Vice President Mike Pence and second lady Karen Pence both tested negative for COVID-19 on Friday, said Pence’s press secretary, Devin O’Malley.
“As has been routine for months, Vice President Pence is tested for COVID-19 every day,” said O’Malley in a tweet. “This morning, Vice President Pence and the Second Lady tested negative for COVID-19. Vice President Pence remains in good health and wishes the Trumps well in their recovery.”
Trump’s daughter Ivanka Trump and son-in-law Jared Kushner, who both serve as senior White House advisers, also tested negative on Friday, according to White House spokeswoman Carolina Hurley.
Judd Deere, a White House spokesperson, said Trump “takes the health and safety of himself and everyone who works in support of him and the American people very seriously.”
“White House Operations collaborates with the physician to the president and the White House Military Office to ensure all plans and procedures incorporate current CDC guidance and best practices for limiting COVID-19 exposure to the greatest extent possible both on complex and when the president is traveling,” Deere continued in a statement sent to CNN.
The Trump campaign on Friday said that previously announced events involving the president will be changed to virtual events or temporarily postponed.
Taking experimental antibody cocktail
In an update Friday at 4 p.m. ET, Press Secretary McEnany tweeted another report from the president’s doctor revealing Trump received “a single 8 gram dose of Regeneron’s polyclonal antibody cocktail.” The president has also been taking vitamin D, zinc, melatonin, aspirin and the antihistamine/antacid famotidine.
“The president remains fatigued but in good spirits,” the White House physician said. “First Lady Melania Trump remains well with only a mild cough and headache.”
According to a Sept. 29 statement from Tarrytown, New York-based Regeneron, the experimental medication “reduced viral load and the time to alleviate symptoms in non-hospitalized patients with COVID-19″ during trials.

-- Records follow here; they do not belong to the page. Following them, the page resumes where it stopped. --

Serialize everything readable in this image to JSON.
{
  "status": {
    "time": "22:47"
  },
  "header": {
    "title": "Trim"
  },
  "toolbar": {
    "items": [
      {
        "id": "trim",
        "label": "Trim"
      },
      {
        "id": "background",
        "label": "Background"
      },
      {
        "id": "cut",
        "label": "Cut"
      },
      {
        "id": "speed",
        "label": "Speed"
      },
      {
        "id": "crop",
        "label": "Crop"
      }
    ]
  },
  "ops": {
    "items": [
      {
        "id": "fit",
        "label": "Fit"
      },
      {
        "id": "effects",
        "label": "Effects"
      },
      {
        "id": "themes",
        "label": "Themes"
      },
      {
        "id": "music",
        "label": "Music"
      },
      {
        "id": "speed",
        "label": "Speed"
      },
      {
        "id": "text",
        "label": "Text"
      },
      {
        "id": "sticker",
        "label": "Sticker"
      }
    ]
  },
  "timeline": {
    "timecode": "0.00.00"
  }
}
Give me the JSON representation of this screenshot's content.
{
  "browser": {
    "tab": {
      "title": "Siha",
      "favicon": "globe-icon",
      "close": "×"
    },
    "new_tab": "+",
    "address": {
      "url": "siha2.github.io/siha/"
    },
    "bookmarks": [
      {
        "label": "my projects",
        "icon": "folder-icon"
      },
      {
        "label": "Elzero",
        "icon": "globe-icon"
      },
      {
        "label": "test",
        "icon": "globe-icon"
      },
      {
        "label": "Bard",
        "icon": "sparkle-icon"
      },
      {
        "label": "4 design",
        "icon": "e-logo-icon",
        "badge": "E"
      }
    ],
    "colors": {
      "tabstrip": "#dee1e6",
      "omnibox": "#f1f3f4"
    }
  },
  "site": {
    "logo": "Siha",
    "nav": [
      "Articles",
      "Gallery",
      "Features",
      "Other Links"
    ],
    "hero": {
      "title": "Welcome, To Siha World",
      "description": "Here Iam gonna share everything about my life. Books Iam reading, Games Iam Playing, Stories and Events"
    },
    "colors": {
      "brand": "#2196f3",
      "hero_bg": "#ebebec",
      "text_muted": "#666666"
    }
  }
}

The REGN-COV2 cocktail — which combines the two monoclonal antibodies of REGN10933 and REGN10987 and was designed especially to treat SARS-CoV-2 — is also being tested for preventing infection in people who have been exposed to coronavirus patients, and in treating hospitalized patients.
“The greatest treatment benefit was in patients who had not mounted their own effective immune response, suggesting that REGN-COV2 could provide a therapeutic substitute for the naturally-occurring immune response,” said George D. Yancopoulos, M.D., Ph.D. and Regeneron chief scientific officer. “These patients were less likely to clear the virus on their own, and were at greater risk for prolonged symptoms.”
CNET’s Jessica Dolcourt contributed to this report.